DATA: Begin

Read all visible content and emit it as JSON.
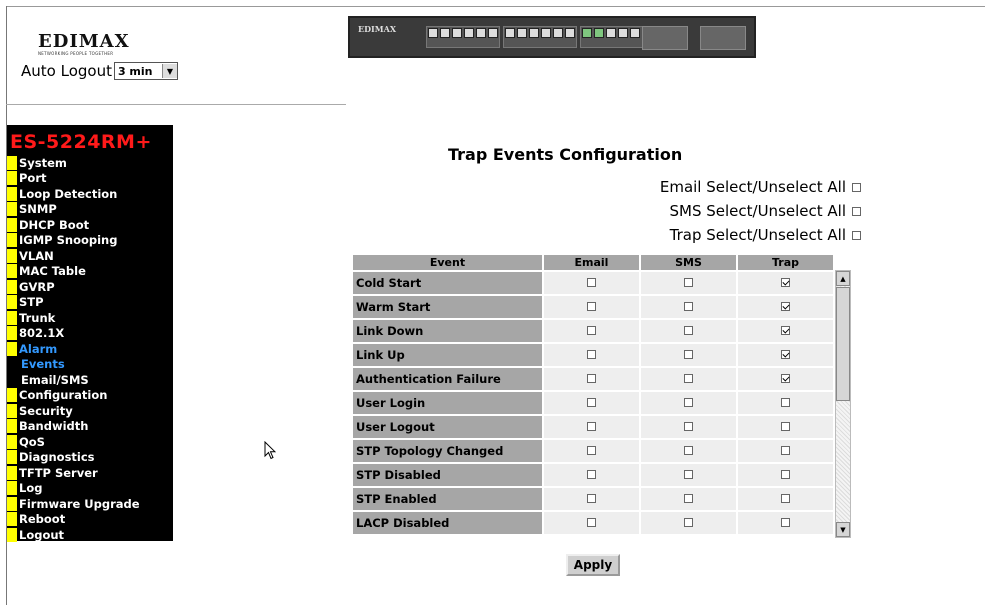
{
  "header": {
    "logo_text": "EDIMAX",
    "logo_tagline": "NETWORKING PEOPLE TOGETHER",
    "auto_logout_label": "Auto Logout",
    "auto_logout_value": "3 min",
    "device_brand": "EDIMAX"
  },
  "sidebar": {
    "model": "ES-5224RM+",
    "items": [
      {
        "label": "System"
      },
      {
        "label": "Port"
      },
      {
        "label": "Loop Detection"
      },
      {
        "label": "SNMP"
      },
      {
        "label": "DHCP Boot"
      },
      {
        "label": "IGMP Snooping"
      },
      {
        "label": "VLAN"
      },
      {
        "label": "MAC Table"
      },
      {
        "label": "GVRP"
      },
      {
        "label": "STP"
      },
      {
        "label": "Trunk"
      },
      {
        "label": "802.1X"
      },
      {
        "label": "Alarm"
      },
      {
        "label": "Events"
      },
      {
        "label": "Email/SMS"
      },
      {
        "label": "Configuration"
      },
      {
        "label": "Security"
      },
      {
        "label": "Bandwidth"
      },
      {
        "label": "QoS"
      },
      {
        "label": "Diagnostics"
      },
      {
        "label": "TFTP Server"
      },
      {
        "label": "Log"
      },
      {
        "label": "Firmware Upgrade"
      },
      {
        "label": "Reboot"
      },
      {
        "label": "Logout"
      }
    ]
  },
  "main": {
    "title": "Trap Events Configuration",
    "email_select_all": "Email Select/Unselect All",
    "sms_select_all": "SMS Select/Unselect All",
    "trap_select_all": "Trap Select/Unselect All",
    "columns": [
      "Event",
      "Email",
      "SMS",
      "Trap"
    ],
    "rows": [
      {
        "event": "Cold Start",
        "email": false,
        "sms": false,
        "trap": true
      },
      {
        "event": "Warm Start",
        "email": false,
        "sms": false,
        "trap": true
      },
      {
        "event": "Link Down",
        "email": false,
        "sms": false,
        "trap": true
      },
      {
        "event": "Link Up",
        "email": false,
        "sms": false,
        "trap": true
      },
      {
        "event": "Authentication Failure",
        "email": false,
        "sms": false,
        "trap": true
      },
      {
        "event": "User Login",
        "email": false,
        "sms": false,
        "trap": false
      },
      {
        "event": "User Logout",
        "email": false,
        "sms": false,
        "trap": false
      },
      {
        "event": "STP Topology Changed",
        "email": false,
        "sms": false,
        "trap": false
      },
      {
        "event": "STP Disabled",
        "email": false,
        "sms": false,
        "trap": false
      },
      {
        "event": "STP Enabled",
        "email": false,
        "sms": false,
        "trap": false
      },
      {
        "event": "LACP Disabled",
        "email": false,
        "sms": false,
        "trap": false
      }
    ],
    "apply_label": "Apply"
  }
}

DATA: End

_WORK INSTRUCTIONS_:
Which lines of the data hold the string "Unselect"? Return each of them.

_ANSWER BOX_:
    "email_select_all": "Email Select/Unselect All",
    "sms_select_all": "SMS Select/Unselect All",
    "trap_select_all": "Trap Select/Unselect All",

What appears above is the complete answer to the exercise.